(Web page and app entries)

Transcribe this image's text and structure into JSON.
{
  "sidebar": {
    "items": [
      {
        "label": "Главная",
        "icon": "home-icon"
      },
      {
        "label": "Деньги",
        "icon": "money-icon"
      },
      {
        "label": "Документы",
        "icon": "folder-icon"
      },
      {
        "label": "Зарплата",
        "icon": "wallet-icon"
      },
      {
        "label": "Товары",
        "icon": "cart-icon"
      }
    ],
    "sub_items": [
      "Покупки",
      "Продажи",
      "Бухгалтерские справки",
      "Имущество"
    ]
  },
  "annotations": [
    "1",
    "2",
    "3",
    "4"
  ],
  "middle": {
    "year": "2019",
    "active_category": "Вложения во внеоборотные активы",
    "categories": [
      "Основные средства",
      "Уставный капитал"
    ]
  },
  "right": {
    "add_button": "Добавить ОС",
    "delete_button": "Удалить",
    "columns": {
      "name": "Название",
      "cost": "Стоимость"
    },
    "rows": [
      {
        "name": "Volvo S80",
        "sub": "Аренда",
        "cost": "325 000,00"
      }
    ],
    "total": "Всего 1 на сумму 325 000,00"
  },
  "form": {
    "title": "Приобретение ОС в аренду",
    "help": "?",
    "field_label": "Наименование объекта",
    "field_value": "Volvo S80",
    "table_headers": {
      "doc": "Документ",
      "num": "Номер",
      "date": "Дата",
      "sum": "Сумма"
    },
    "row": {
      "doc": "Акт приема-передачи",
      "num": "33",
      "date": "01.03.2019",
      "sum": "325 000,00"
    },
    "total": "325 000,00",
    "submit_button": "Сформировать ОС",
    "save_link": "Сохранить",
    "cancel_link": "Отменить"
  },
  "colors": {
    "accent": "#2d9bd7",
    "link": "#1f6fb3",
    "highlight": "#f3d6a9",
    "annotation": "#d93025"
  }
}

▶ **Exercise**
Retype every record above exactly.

▶ **Expected answer**
Transcribe this image's text and structure into JSON.
{
  "sidebar": {
    "items": [
      {
        "label": "Главная",
        "icon": "home-icon"
      },
      {
        "label": "Деньги",
        "icon": "money-icon"
      },
      {
        "label": "Документы",
        "icon": "folder-icon"
      },
      {
        "label": "Зарплата",
        "icon": "wallet-icon"
      },
      {
        "label": "Товары",
        "icon": "cart-icon"
      }
    ],
    "sub_items": [
      "Покупки",
      "Продажи",
      "Бухгалтерские справки",
      "Имущество"
    ]
  },
  "annotations": [
    "1",
    "2",
    "3",
    "4"
  ],
  "middle": {
    "year": "2019",
    "active_category": "Вложения во внеоборотные активы",
    "categories": [
      "Основные средства",
      "Уставный капитал"
    ]
  },
  "right": {
    "add_button": "Добавить ОС",
    "delete_button": "Удалить",
    "columns": {
      "name": "Название",
      "cost": "Стоимость"
    },
    "rows": [
      {
        "name": "Volvo S80",
        "sub": "Аренда",
        "cost": "325 000,00"
      }
    ],
    "total": "Всего 1 на сумму 325 000,00"
  },
  "form": {
    "title": "Приобретение ОС в аренду",
    "help": "?",
    "field_label": "Наименование объекта",
    "field_value": "Volvo S80",
    "table_headers": {
      "doc": "Документ",
      "num": "Номер",
      "date": "Дата",
      "sum": "Сумма"
    },
    "row": {
      "doc": "Акт приема-передачи",
      "num": "33",
      "date": "01.03.2019",
      "sum": "325 000,00"
    },
    "total": "325 000,00",
    "submit_button": "Сформировать ОС",
    "save_link": "Сохранить",
    "cancel_link": "Отменить"
  },
  "colors": {
    "accent": "#2d9bd7",
    "link": "#1f6fb3",
    "highlight": "#f3d6a9",
    "annotation": "#d93025"
  }
}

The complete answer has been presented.